INFORMATION SHOWN:
────────────────────
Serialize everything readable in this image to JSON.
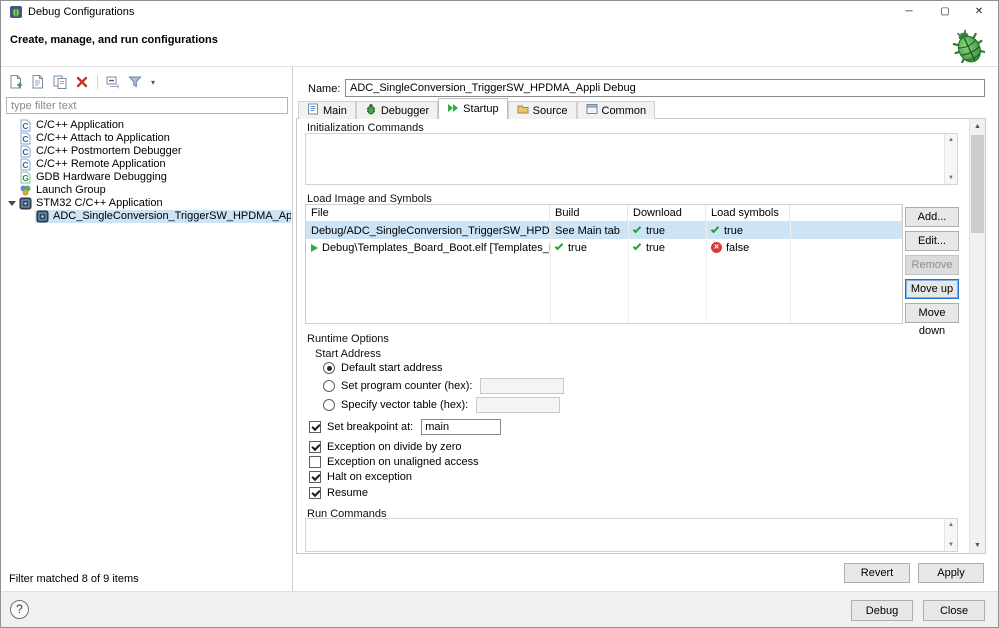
{
  "window": {
    "title": "Debug Configurations",
    "controls": {
      "minimize": "─",
      "maximize": "▢",
      "close": "✕"
    }
  },
  "header": {
    "title": "Create, manage, and run configurations"
  },
  "left_panel": {
    "filter_placeholder": "type filter text",
    "tree": [
      {
        "label": "C/C++ Application"
      },
      {
        "label": "C/C++ Attach to Application"
      },
      {
        "label": "C/C++ Postmortem Debugger"
      },
      {
        "label": "C/C++ Remote Application"
      },
      {
        "label": "GDB Hardware Debugging"
      },
      {
        "label": "Launch Group"
      },
      {
        "label": "STM32 C/C++ Application",
        "expanded": true
      },
      {
        "label": "ADC_SingleConversion_TriggerSW_HPDMA_Appli Debug",
        "selected": true
      }
    ],
    "status": "Filter matched 8 of 9 items"
  },
  "config": {
    "name_label": "Name:",
    "name_value": "ADC_SingleConversion_TriggerSW_HPDMA_Appli Debug",
    "tabs": [
      {
        "label": "Main"
      },
      {
        "label": "Debugger"
      },
      {
        "label": "Startup",
        "active": true
      },
      {
        "label": "Source"
      },
      {
        "label": "Common"
      }
    ],
    "startup": {
      "init_commands_label": "Initialization Commands",
      "load_section": {
        "title": "Load Image and Symbols",
        "columns": [
          "File",
          "Build",
          "Download",
          "Load symbols"
        ],
        "rows": [
          {
            "file": "Debug/ADC_SingleConversion_TriggerSW_HPDMA_Appli.el...",
            "build": "See Main tab",
            "download": "true",
            "load_symbols": "true",
            "download_ok": true,
            "symbols_ok": true,
            "selected": true
          },
          {
            "file": "Debug\\Templates_Board_Boot.elf [Templates_Board_Boot]",
            "build": "true",
            "download": "true",
            "load_symbols": "false",
            "build_ok": true,
            "download_ok": true,
            "symbols_ok": false
          }
        ],
        "buttons": {
          "add": "Add...",
          "edit": "Edit...",
          "remove": "Remove",
          "move_up": "Move up",
          "move_down": "Move down"
        }
      },
      "runtime": {
        "title": "Runtime Options",
        "start_address_label": "Start Address",
        "radios": [
          {
            "label": "Default start address",
            "selected": true
          },
          {
            "label": "Set program counter (hex):",
            "selected": false
          },
          {
            "label": "Specify vector table (hex):",
            "selected": false
          }
        ],
        "checkboxes": [
          {
            "label": "Set breakpoint at:",
            "checked": true,
            "value": "main"
          },
          {
            "label": "Exception on divide by zero",
            "checked": true
          },
          {
            "label": "Exception on unaligned access",
            "checked": false
          },
          {
            "label": "Halt on exception",
            "checked": true
          },
          {
            "label": "Resume",
            "checked": true
          }
        ]
      },
      "run_commands_label": "Run Commands"
    },
    "revert": "Revert",
    "apply": "Apply"
  },
  "footer": {
    "help": "?",
    "debug": "Debug",
    "close": "Close"
  },
  "icons": {
    "cross": "✕",
    "up_arrow": "▲",
    "down_arrow": "▼",
    "dropdown": "▾"
  },
  "colors": {
    "selection": "#cde3f6",
    "check_green": "#23a12c",
    "cross_red": "#d93a3a",
    "focus_blue": "#0078d7"
  }
}
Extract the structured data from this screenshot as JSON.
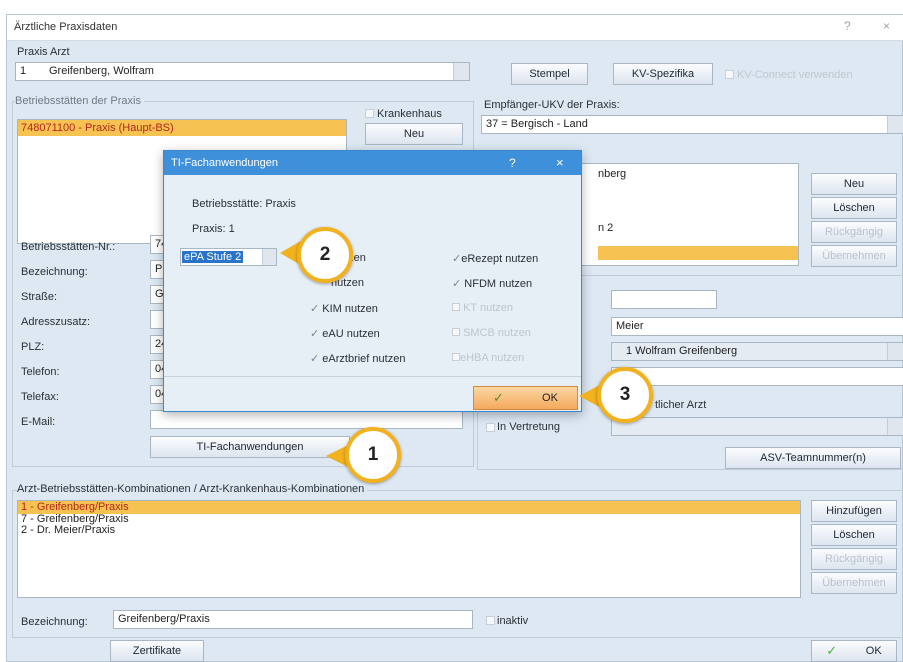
{
  "window": {
    "title": "Ärztliche Praxisdaten",
    "help_label": "?",
    "close_label": "×"
  },
  "praxis_arzt": {
    "label": "Praxis Arzt",
    "number": "1",
    "name": "Greifenberg, Wolfram"
  },
  "top_buttons": {
    "stempel": "Stempel",
    "kv": "KV-Spezifika",
    "kv_connect": "KV-Connect verwenden"
  },
  "bs": {
    "section_label": "Betriebsstätten der Praxis",
    "krankenhaus_label": "Krankenhaus",
    "neu_label": "Neu",
    "items": [
      "748071100 - Praxis (Haupt-BS)"
    ]
  },
  "empfaenger": {
    "label": "Empfänger-UKV der Praxis:",
    "value": "37 = Bergisch - Land"
  },
  "right_list": {
    "items": [
      "nberg",
      "n 2"
    ]
  },
  "right_buttons": {
    "neu": "Neu",
    "loeschen": "Löschen",
    "rueckgaengig": "Rückgängig",
    "uebernehmen": "Übernehmen"
  },
  "form": {
    "nr_label": "Betriebsstätten-Nr.:",
    "nr_value": "74",
    "bez_label": "Bezeichnung:",
    "bez_value": "Pr",
    "strasse_label": "Straße:",
    "strasse_value": "Ga",
    "adress_label": "Adresszusatz:",
    "adress_value": "",
    "plz_label": "PLZ:",
    "plz_value": "24",
    "tel_label": "Telefon:",
    "tel_value": "04",
    "fax_label": "Telefax:",
    "fax_value": "04",
    "email_label": "E-Mail:",
    "email_value": "",
    "ti_button": "TI-Fachanwendungen"
  },
  "right_form": {
    "meier": "Meier",
    "arzt_select": "1 Wolfram Greifenberg",
    "arzt_label": "tlicher Arzt",
    "vertretung_label": "In Vertretung",
    "asv_button": "ASV-Teamnummer(n)"
  },
  "kombi": {
    "label": "Arzt-Betriebsstätten-Kombinationen / Arzt-Krankenhaus-Kombinationen",
    "items": [
      "1 - Greifenberg/Praxis",
      "7 - Greifenberg/Praxis",
      "2 - Dr. Meier/Praxis"
    ],
    "buttons": {
      "add": "Hinzufügen",
      "delete": "Löschen",
      "undo": "Rückgängig",
      "apply": "Übernehmen"
    },
    "bez_label": "Bezeichnung:",
    "bez_value": "Greifenberg/Praxis",
    "inaktiv_label": "inaktiv"
  },
  "bottom": {
    "zertifikate": "Zertifikate",
    "ok": "OK"
  },
  "dialog": {
    "title": "TI-Fachanwendungen",
    "help": "?",
    "close": "×",
    "bs_line": "Betriebsstätte: Praxis",
    "praxis_line": "Praxis: 1",
    "epa_value": "ePA Stufe 2",
    "col1": [
      "nzen",
      "nutzen",
      "KIM nutzen",
      "eAU nutzen",
      "eArztbrief nutzen"
    ],
    "col2": [
      "eRezept nutzen",
      "NFDM nutzen",
      "KT nutzen",
      "SMCB nutzen",
      "eHBA nutzen"
    ],
    "ok": "OK"
  },
  "badges": [
    "1",
    "2",
    "3"
  ],
  "colors": {
    "accent_yellow": "#f2b21f",
    "selection": "#f6c251",
    "dialog_title": "#3f90db"
  }
}
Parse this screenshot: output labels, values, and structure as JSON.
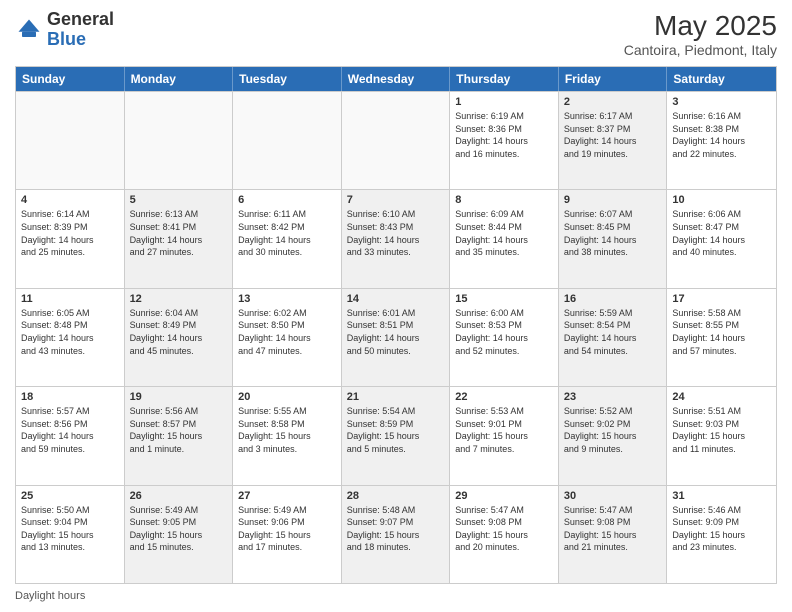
{
  "header": {
    "logo_general": "General",
    "logo_blue": "Blue",
    "month_title": "May 2025",
    "subtitle": "Cantoira, Piedmont, Italy"
  },
  "footer": {
    "daylight_label": "Daylight hours"
  },
  "weekdays": [
    "Sunday",
    "Monday",
    "Tuesday",
    "Wednesday",
    "Thursday",
    "Friday",
    "Saturday"
  ],
  "weeks": [
    {
      "cells": [
        {
          "day": "",
          "info": "",
          "shaded": false,
          "empty": true
        },
        {
          "day": "",
          "info": "",
          "shaded": false,
          "empty": true
        },
        {
          "day": "",
          "info": "",
          "shaded": false,
          "empty": true
        },
        {
          "day": "",
          "info": "",
          "shaded": false,
          "empty": true
        },
        {
          "day": "1",
          "info": "Sunrise: 6:19 AM\nSunset: 8:36 PM\nDaylight: 14 hours\nand 16 minutes.",
          "shaded": false,
          "empty": false
        },
        {
          "day": "2",
          "info": "Sunrise: 6:17 AM\nSunset: 8:37 PM\nDaylight: 14 hours\nand 19 minutes.",
          "shaded": true,
          "empty": false
        },
        {
          "day": "3",
          "info": "Sunrise: 6:16 AM\nSunset: 8:38 PM\nDaylight: 14 hours\nand 22 minutes.",
          "shaded": false,
          "empty": false
        }
      ]
    },
    {
      "cells": [
        {
          "day": "4",
          "info": "Sunrise: 6:14 AM\nSunset: 8:39 PM\nDaylight: 14 hours\nand 25 minutes.",
          "shaded": false,
          "empty": false
        },
        {
          "day": "5",
          "info": "Sunrise: 6:13 AM\nSunset: 8:41 PM\nDaylight: 14 hours\nand 27 minutes.",
          "shaded": true,
          "empty": false
        },
        {
          "day": "6",
          "info": "Sunrise: 6:11 AM\nSunset: 8:42 PM\nDaylight: 14 hours\nand 30 minutes.",
          "shaded": false,
          "empty": false
        },
        {
          "day": "7",
          "info": "Sunrise: 6:10 AM\nSunset: 8:43 PM\nDaylight: 14 hours\nand 33 minutes.",
          "shaded": true,
          "empty": false
        },
        {
          "day": "8",
          "info": "Sunrise: 6:09 AM\nSunset: 8:44 PM\nDaylight: 14 hours\nand 35 minutes.",
          "shaded": false,
          "empty": false
        },
        {
          "day": "9",
          "info": "Sunrise: 6:07 AM\nSunset: 8:45 PM\nDaylight: 14 hours\nand 38 minutes.",
          "shaded": true,
          "empty": false
        },
        {
          "day": "10",
          "info": "Sunrise: 6:06 AM\nSunset: 8:47 PM\nDaylight: 14 hours\nand 40 minutes.",
          "shaded": false,
          "empty": false
        }
      ]
    },
    {
      "cells": [
        {
          "day": "11",
          "info": "Sunrise: 6:05 AM\nSunset: 8:48 PM\nDaylight: 14 hours\nand 43 minutes.",
          "shaded": false,
          "empty": false
        },
        {
          "day": "12",
          "info": "Sunrise: 6:04 AM\nSunset: 8:49 PM\nDaylight: 14 hours\nand 45 minutes.",
          "shaded": true,
          "empty": false
        },
        {
          "day": "13",
          "info": "Sunrise: 6:02 AM\nSunset: 8:50 PM\nDaylight: 14 hours\nand 47 minutes.",
          "shaded": false,
          "empty": false
        },
        {
          "day": "14",
          "info": "Sunrise: 6:01 AM\nSunset: 8:51 PM\nDaylight: 14 hours\nand 50 minutes.",
          "shaded": true,
          "empty": false
        },
        {
          "day": "15",
          "info": "Sunrise: 6:00 AM\nSunset: 8:53 PM\nDaylight: 14 hours\nand 52 minutes.",
          "shaded": false,
          "empty": false
        },
        {
          "day": "16",
          "info": "Sunrise: 5:59 AM\nSunset: 8:54 PM\nDaylight: 14 hours\nand 54 minutes.",
          "shaded": true,
          "empty": false
        },
        {
          "day": "17",
          "info": "Sunrise: 5:58 AM\nSunset: 8:55 PM\nDaylight: 14 hours\nand 57 minutes.",
          "shaded": false,
          "empty": false
        }
      ]
    },
    {
      "cells": [
        {
          "day": "18",
          "info": "Sunrise: 5:57 AM\nSunset: 8:56 PM\nDaylight: 14 hours\nand 59 minutes.",
          "shaded": false,
          "empty": false
        },
        {
          "day": "19",
          "info": "Sunrise: 5:56 AM\nSunset: 8:57 PM\nDaylight: 15 hours\nand 1 minute.",
          "shaded": true,
          "empty": false
        },
        {
          "day": "20",
          "info": "Sunrise: 5:55 AM\nSunset: 8:58 PM\nDaylight: 15 hours\nand 3 minutes.",
          "shaded": false,
          "empty": false
        },
        {
          "day": "21",
          "info": "Sunrise: 5:54 AM\nSunset: 8:59 PM\nDaylight: 15 hours\nand 5 minutes.",
          "shaded": true,
          "empty": false
        },
        {
          "day": "22",
          "info": "Sunrise: 5:53 AM\nSunset: 9:01 PM\nDaylight: 15 hours\nand 7 minutes.",
          "shaded": false,
          "empty": false
        },
        {
          "day": "23",
          "info": "Sunrise: 5:52 AM\nSunset: 9:02 PM\nDaylight: 15 hours\nand 9 minutes.",
          "shaded": true,
          "empty": false
        },
        {
          "day": "24",
          "info": "Sunrise: 5:51 AM\nSunset: 9:03 PM\nDaylight: 15 hours\nand 11 minutes.",
          "shaded": false,
          "empty": false
        }
      ]
    },
    {
      "cells": [
        {
          "day": "25",
          "info": "Sunrise: 5:50 AM\nSunset: 9:04 PM\nDaylight: 15 hours\nand 13 minutes.",
          "shaded": false,
          "empty": false
        },
        {
          "day": "26",
          "info": "Sunrise: 5:49 AM\nSunset: 9:05 PM\nDaylight: 15 hours\nand 15 minutes.",
          "shaded": true,
          "empty": false
        },
        {
          "day": "27",
          "info": "Sunrise: 5:49 AM\nSunset: 9:06 PM\nDaylight: 15 hours\nand 17 minutes.",
          "shaded": false,
          "empty": false
        },
        {
          "day": "28",
          "info": "Sunrise: 5:48 AM\nSunset: 9:07 PM\nDaylight: 15 hours\nand 18 minutes.",
          "shaded": true,
          "empty": false
        },
        {
          "day": "29",
          "info": "Sunrise: 5:47 AM\nSunset: 9:08 PM\nDaylight: 15 hours\nand 20 minutes.",
          "shaded": false,
          "empty": false
        },
        {
          "day": "30",
          "info": "Sunrise: 5:47 AM\nSunset: 9:08 PM\nDaylight: 15 hours\nand 21 minutes.",
          "shaded": true,
          "empty": false
        },
        {
          "day": "31",
          "info": "Sunrise: 5:46 AM\nSunset: 9:09 PM\nDaylight: 15 hours\nand 23 minutes.",
          "shaded": false,
          "empty": false
        }
      ]
    }
  ]
}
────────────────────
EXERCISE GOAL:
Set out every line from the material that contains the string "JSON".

WRITTEN RESPONSE:
Serialize everything readable in this image to JSON.
Extract the structured data from this screenshot as JSON.
Parse this screenshot: output labels, values, and structure as JSON.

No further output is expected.